I did say seeing “The Accountant” wouldn’t be a complete waste of time, though, so there are some plusses alongside the minuses.

The best reason to see “The Accountant” is Affleck. Wolff is a brilliant, high-functioning autistic who can look at several pages of numbers and see the solution as easily as most people can solve a simple addition problem. However, his autism is marked by repetitive behaviors and adherence to routine, and makes social interaction difficult for him. Wolff is also obsessed with completing any task he begins, which becomes an issue when the robotics company pulls the plug on his audit just as he’s getting to the bottom of things. When challenged this way, Wolff hurts himself.

Affleck did good work as Wolff. Although Wolff is emotionally disconnected from others, he understands what people want out of their interactions with him, and he tries to approximate the appropriate responses. When he fails, you can see the disappointment in Affleck’s eyes.

Affleck also manages to make Wolff a sympathetic character, mostly through his effort to connect with Cummings, and gives the accountant a touch of humor. A simple gesture at the end of a shootout on an older couple’s farm earns Affleck a huge laugh and goes a long way toward building good will for the character.

O’Connor and Dubuque do make a few good decisions. For example, the relationship between Wolff and Cummings doesn’t turn romantic, even though they do begin to feel affection for one another. It would have felt forced. And there are a couple of nicely choreographed action scenes, including a knock-out sequence of Wolff saving Cummings’ from being murdered in her apartment.

I sometimes edit a film in my mind as I’m watching it. I did that with “The Accountant.” There’s a good movie – even a fun one – buried under the excess baggage.

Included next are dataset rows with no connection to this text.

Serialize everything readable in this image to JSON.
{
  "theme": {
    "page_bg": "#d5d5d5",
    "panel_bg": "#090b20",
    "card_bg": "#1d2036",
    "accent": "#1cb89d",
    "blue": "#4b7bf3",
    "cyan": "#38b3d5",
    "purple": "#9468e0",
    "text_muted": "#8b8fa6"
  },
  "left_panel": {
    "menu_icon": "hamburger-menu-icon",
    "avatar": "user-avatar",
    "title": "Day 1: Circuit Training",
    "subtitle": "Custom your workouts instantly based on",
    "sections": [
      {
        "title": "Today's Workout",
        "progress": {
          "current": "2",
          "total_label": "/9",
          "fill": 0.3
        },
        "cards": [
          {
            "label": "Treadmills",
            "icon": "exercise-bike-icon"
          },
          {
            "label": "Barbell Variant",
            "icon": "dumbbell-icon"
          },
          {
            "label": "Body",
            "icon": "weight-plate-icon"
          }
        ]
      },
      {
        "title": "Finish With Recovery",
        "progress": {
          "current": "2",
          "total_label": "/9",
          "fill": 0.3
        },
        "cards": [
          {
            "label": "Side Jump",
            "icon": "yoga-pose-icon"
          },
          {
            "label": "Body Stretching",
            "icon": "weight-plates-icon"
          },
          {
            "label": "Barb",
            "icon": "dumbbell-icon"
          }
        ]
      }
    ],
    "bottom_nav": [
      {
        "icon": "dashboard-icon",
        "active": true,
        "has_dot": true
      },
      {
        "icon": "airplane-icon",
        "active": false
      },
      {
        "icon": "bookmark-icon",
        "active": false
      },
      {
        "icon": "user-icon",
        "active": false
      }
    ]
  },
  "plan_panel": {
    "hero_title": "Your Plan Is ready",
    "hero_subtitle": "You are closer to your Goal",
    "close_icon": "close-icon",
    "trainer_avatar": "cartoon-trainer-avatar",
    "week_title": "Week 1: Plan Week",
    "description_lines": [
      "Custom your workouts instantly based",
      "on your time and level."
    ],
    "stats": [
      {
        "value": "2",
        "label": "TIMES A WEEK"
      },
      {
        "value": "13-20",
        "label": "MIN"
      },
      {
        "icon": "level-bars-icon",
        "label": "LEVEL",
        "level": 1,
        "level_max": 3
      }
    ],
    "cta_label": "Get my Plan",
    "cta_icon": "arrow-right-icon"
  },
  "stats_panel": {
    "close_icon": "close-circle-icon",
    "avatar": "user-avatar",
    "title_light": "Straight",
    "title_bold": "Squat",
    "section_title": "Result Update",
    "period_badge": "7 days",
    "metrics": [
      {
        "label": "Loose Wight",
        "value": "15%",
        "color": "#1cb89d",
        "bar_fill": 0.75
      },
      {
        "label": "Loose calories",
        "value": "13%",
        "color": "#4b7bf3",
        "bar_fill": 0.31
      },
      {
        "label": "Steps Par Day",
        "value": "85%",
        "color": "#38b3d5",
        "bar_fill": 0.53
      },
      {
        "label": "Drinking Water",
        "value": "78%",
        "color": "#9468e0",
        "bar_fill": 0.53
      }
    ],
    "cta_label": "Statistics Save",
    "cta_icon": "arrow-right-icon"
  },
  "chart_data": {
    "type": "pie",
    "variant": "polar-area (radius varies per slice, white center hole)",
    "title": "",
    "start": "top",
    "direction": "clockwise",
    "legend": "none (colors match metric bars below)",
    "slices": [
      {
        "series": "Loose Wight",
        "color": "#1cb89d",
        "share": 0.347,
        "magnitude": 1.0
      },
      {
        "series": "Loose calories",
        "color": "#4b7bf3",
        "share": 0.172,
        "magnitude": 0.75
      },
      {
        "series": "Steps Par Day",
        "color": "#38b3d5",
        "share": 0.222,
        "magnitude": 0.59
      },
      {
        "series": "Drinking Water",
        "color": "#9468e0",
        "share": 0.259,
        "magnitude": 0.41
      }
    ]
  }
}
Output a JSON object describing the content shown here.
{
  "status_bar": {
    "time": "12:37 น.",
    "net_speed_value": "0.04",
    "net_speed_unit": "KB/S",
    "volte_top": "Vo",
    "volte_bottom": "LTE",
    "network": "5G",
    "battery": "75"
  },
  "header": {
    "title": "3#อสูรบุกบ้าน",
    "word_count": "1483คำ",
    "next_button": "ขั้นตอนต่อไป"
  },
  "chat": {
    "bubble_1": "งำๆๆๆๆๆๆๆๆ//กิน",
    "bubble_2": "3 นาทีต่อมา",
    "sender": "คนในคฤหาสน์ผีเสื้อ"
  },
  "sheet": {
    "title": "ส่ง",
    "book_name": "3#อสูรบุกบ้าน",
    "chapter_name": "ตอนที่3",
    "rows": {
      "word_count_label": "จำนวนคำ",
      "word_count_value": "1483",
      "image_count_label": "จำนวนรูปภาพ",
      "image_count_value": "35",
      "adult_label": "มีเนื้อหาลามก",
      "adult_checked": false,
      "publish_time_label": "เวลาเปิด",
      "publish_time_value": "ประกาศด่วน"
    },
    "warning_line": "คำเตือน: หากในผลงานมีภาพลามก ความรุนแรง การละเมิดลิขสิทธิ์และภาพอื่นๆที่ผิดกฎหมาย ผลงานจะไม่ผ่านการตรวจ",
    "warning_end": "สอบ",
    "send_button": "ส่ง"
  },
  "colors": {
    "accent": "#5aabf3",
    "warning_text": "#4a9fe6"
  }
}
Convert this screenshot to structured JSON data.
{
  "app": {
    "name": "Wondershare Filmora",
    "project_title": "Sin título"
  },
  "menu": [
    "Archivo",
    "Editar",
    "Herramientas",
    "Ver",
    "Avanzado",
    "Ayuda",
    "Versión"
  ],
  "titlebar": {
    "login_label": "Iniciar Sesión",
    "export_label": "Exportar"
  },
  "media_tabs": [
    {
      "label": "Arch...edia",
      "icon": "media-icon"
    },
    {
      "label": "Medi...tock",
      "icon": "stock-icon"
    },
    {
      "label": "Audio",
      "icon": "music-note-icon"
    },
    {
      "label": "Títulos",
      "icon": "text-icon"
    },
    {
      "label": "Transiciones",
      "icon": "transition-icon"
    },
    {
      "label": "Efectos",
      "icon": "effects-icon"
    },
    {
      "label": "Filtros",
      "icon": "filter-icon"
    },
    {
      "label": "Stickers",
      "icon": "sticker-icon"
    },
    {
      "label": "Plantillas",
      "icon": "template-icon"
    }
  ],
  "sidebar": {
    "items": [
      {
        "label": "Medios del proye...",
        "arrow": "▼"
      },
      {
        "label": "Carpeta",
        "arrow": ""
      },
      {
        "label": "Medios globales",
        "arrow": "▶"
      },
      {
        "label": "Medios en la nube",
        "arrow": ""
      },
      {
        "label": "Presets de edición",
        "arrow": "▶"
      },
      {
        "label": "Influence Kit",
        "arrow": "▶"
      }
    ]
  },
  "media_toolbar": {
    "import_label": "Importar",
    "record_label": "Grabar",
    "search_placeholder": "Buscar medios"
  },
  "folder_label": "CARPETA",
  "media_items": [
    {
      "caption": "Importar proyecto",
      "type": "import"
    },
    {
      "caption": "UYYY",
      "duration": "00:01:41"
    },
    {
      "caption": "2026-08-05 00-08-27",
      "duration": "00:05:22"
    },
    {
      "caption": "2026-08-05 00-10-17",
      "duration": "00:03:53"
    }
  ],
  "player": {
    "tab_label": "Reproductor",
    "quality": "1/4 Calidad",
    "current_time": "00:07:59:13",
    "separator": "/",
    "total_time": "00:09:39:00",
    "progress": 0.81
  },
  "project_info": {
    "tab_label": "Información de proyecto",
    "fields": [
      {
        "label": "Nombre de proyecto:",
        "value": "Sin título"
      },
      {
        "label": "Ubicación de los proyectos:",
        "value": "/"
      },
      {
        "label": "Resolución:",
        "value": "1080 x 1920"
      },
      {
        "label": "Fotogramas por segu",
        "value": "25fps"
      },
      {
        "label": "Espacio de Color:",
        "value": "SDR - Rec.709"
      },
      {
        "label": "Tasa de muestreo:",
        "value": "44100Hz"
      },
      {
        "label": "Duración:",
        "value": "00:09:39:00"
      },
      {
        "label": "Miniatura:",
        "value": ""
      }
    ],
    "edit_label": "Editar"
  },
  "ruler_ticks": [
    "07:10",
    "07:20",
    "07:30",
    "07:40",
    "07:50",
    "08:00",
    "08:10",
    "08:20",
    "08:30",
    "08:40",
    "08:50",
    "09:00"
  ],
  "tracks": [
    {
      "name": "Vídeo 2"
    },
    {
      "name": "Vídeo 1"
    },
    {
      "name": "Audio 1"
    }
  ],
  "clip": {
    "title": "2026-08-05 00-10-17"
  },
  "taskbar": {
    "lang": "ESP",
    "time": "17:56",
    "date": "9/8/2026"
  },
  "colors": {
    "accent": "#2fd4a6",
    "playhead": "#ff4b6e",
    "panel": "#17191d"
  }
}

If you can see that movie and enjoy it, then you might get your money’s worth. Just don’t say I didn’t warn you about the ending.   v